        </div>
    </div>

    <div id="my_right_col">
        <ul>
            <li><a href="javascript://" onclick="toggleG('gallery1')">first gallery</a></li>
            <li><a href="javascript://" onclick="toggleG('gallery2')">second gallery</a></li>
            <li><a href="javascript://" onclick="toggleG('gallery3')">third gallery</a></li>
            <li><a href="javascript://" onclick="toggleG('gallery4')">fourth gallery</a></li>
            <li><a href="javascript://" onclick="toggleG('gallery5')">fifth gallery</a></li>
        </ul>
    </div>

    <div class="clear"></div>
</div>

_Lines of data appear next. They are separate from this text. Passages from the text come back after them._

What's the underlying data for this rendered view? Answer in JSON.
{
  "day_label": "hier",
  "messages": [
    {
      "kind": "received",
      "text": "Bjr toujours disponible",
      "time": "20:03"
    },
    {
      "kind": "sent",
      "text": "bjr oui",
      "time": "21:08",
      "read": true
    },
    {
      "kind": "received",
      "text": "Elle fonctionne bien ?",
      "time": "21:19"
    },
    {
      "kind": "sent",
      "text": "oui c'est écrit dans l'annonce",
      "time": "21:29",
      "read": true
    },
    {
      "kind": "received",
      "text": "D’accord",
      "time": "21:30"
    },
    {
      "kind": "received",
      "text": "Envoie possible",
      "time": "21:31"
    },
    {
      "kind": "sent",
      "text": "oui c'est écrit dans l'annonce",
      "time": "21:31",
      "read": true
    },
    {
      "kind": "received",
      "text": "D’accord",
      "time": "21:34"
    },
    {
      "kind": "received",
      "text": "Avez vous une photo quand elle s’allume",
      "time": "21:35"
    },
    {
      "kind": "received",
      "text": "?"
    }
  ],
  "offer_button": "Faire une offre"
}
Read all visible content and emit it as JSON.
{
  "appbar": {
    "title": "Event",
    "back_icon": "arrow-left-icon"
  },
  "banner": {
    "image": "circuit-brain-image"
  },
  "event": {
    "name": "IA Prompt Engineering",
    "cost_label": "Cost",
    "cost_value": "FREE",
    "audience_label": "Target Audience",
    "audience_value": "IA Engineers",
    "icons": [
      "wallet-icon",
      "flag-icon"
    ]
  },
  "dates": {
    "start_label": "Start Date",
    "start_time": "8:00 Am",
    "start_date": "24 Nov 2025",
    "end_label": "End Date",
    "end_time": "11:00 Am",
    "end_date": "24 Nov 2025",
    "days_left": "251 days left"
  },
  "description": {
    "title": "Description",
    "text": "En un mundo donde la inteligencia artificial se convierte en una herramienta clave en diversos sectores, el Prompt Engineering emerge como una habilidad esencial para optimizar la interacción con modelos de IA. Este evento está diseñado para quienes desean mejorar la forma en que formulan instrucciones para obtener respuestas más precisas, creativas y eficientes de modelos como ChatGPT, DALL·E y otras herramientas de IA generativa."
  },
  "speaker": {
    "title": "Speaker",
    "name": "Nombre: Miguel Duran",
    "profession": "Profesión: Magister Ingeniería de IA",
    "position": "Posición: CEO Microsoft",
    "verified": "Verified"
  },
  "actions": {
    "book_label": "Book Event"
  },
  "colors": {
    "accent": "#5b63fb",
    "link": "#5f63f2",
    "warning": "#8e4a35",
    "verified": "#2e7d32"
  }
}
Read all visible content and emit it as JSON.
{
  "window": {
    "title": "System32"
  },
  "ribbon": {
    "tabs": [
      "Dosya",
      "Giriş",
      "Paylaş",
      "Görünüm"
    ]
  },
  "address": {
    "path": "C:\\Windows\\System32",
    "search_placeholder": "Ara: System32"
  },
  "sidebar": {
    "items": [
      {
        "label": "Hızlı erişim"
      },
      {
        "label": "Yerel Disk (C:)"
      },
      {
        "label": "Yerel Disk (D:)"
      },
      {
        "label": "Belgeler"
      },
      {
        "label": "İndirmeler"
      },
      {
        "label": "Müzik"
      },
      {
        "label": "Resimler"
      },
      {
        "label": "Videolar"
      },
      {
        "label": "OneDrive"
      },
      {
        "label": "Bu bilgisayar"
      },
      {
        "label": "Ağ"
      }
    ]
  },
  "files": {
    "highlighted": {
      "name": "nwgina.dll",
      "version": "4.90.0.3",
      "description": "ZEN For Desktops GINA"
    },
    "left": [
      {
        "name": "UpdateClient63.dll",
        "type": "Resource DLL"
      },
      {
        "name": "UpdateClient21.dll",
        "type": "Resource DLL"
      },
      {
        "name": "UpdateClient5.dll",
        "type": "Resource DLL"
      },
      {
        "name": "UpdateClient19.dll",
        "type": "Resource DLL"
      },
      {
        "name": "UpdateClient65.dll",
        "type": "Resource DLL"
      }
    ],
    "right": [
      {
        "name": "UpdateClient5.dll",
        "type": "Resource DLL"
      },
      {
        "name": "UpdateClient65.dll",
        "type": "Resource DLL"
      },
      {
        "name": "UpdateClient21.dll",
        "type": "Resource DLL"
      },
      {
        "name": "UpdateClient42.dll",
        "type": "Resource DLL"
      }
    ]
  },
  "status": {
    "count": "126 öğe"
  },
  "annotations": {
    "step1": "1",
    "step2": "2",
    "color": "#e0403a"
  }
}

Finally, the CSS for formatting (you will note that the div's have borders so that you can clearly see where the boundaries are; however, these should be removed or changed for the final product, obviously. Also, I didn't mess with any hovering over the img's, but that is easy enough to add. Oh, and this will resize automatically as you add more and more images.):

#my_container {
    border: 1px solid red;
    width: 755px;
}

#my_left_col {
    float: left;
    width: 640px;
    min-height: 100px;

    border: 1px solid blue;
}

#my_right_col {
    float: right;
    width: 110px;

    border: 1px solid green;
}

#my_container ul {
    list-style-type: none;
    margin-left: 0;
    padding-left: 0;
}

#my_container ul li a {
    padding: 3px;
    display: block;
}

#my_container img {
    width: 50px;
    height: 50px;
}

#gallery2, #gallery3, #gallery4, #gallery5 {
    display: none;
}

.clear {
    clear: both;
}

One final thought: I don't think it is a good idea to just resize the images with CSS or HTML because your users will be downloading all of the full sized images and then doing the resizing. It would be much quicker for them to download smaller files. Not to mention that browser resizing doesn't make very good looking images.

Answered about 7 years ago by Abinadi Ayerdis
  • Alright, some good ideas there. However, I am generating this whole thing with php based off of a provided filesystem. That means I have no idea how many galleries there will be. That is all generated. How can the javascript work that way? Jay Lauser about 7 years ago